Throughout the 150th Commemoration weekend of 7-9 July this special historical image show was projected on the exterior of the Opera House at Toitoi - Hawke's Bay Arts and Event Centre. An immersive creative, visual and audio experience for all ages, this exciting display showed a wide range of historical images that reflect Hastings’ history from the 1870s through to the 1980s.
Below is the video that displayed as well as some of the significant photos.
Thomas Tanner – known as the ‘Father’ of Hastings.
According to Maori history, in 1870, Tanner and five other men purchased the entire block from 10 Māori owners, who had been appointed the Crown Grantees of the block on behalf of their hapū. They became known as “The Apostles” – named after the 12 blocks of land they occupied.
Henare Tōmoana and Kariatiana Takamoana
The area of land now known as Hastings City Centre, was once referred to as Karamu Junction. In 1864, Henare Tōmoana and Kariatiana Takamoana leased part of the Heretaunga Block to settler Thomas Tanner.
Francis Hicks and Family.
Thomas Tanner leased and then sold land to Mr Francis Hicks of Karamū. In July 1873, Hicks put up for sale 100 acres of his land, divided into town and suburban sections. On July 8, 144 sections were auctioned, signifying the start of Hastings township.
The railway was a significant factor in influencing the growth of Hastings. Francis Hicks gave land to the government for a railway station and further development.
Farmers and graziers
Surrounded by the fertile Heretaunga Plains, Hastings became a commercial centre for farmers and graziers in the late 1800’s.
The Beginnings of FL Bone, Hector Jones and Tong & Peryer.
Some city businesses have been around for nearly 150 years, including Tong & Peryer Funeral Directors, F L Bone, Hector Jones, Hastings Building Society (SBS Bank) and Holly Bacon.
View of Lyndon Road and Railway Road, looking south. 1907.

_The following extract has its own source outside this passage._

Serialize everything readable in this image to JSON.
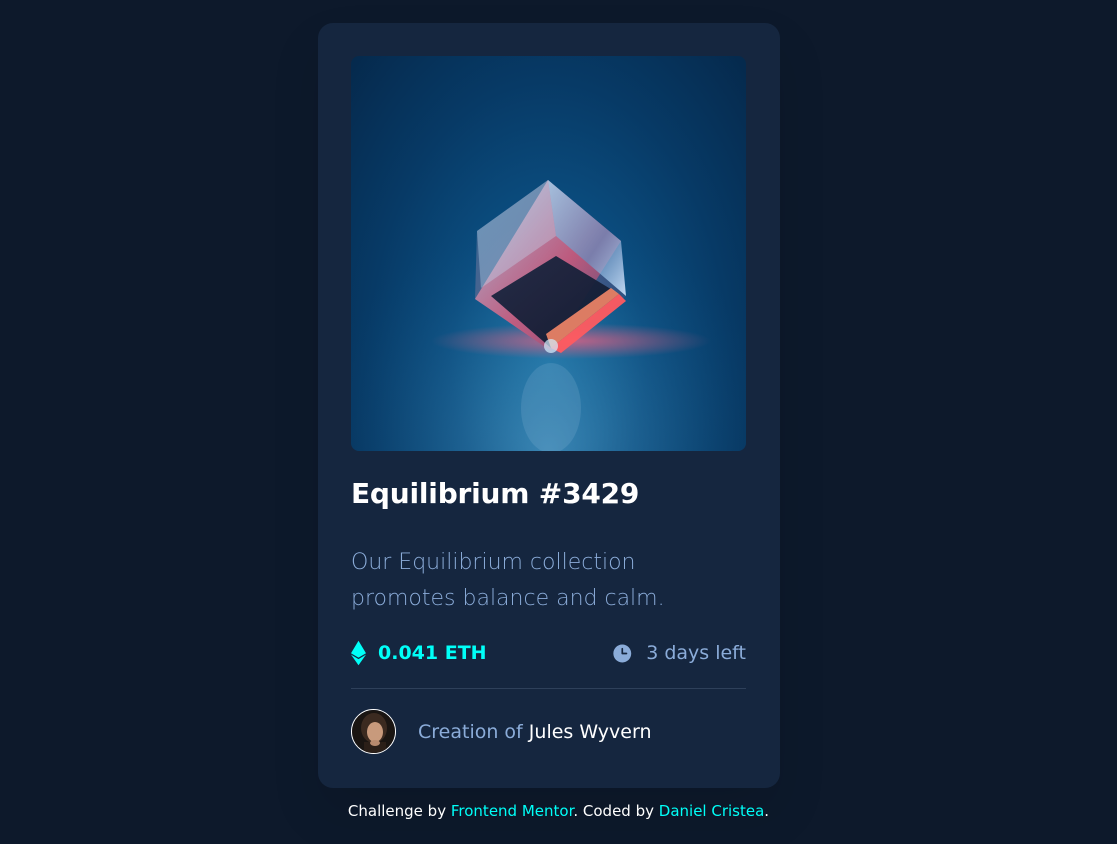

Marama Performance, 1920.
Arts and culture had been firmly established in our community since 1915, with the official opening of Hastings’ own Opera House, next to the Municipal Building
Hastings Women’s Rest
The Hastings Women’s Rest was built on Russell Street in 1921. In a first for New Zealand, a dedicated space was provided for mothers and, as advertised, a “safe place for girls working in Hastings”. This building still stands as the Heretaunga Women’s Centre.
Methodist Church after the earthquake
The face of the town changed in 1931 following the devastating Hawke’s Bay earthquake, which killed 93 people in Hastings.
Leopard Beers advertising and Westerman’s.
Following the earthquake, the central business district was rebuilt in the fashion of the time – Art Deco – and today has the most buildings of its kind anywhere in New Zealand, including Napier.
The Jubilee Arches on Heretaunga Street
Hastings turned 50 in July 1923. To celebrate a colourful and popular Jubilee Carnival was held in October of that year.
Sir James Wattie with HRH Queen Elizabeth II
In 1934, James Wattie walked the streets of the newly reconstructed city to raise money from local businessmen for a canning business.
“Wattie’s” became a much-loved Kiwi brand, helping our district gain the title of “The Fruit Bowl of New Zealand”.
Rush Munro’s is New Zealand’s oldest ice creamery at nearly 100 years old!
The duck pond at Cornwall Park.
Many of the beautiful parks our families enjoy today were established by the city fathers, including Cornwall, Frimley and Windsor parks.
The Blossom Parade became a popular annual event in the 1950s, with float entries from across the North Island. Today, it’s the highlight of the Hastings Blossom Festival, attended by over 20,000 people every year.
Hastings Town Centre
In 1956 Hastings was proclaimed a city. The City Council’s coat of arms captured the district's spirit with the Latin phrase: Urbis et Ruris Concordia – town and country in harmony.
Hastings City Council became Hastings District Council in 1989, incorporating the Havelock North Borough Council and Hawke’s Bay County Council areas, a total of just over five thousand square kilometres.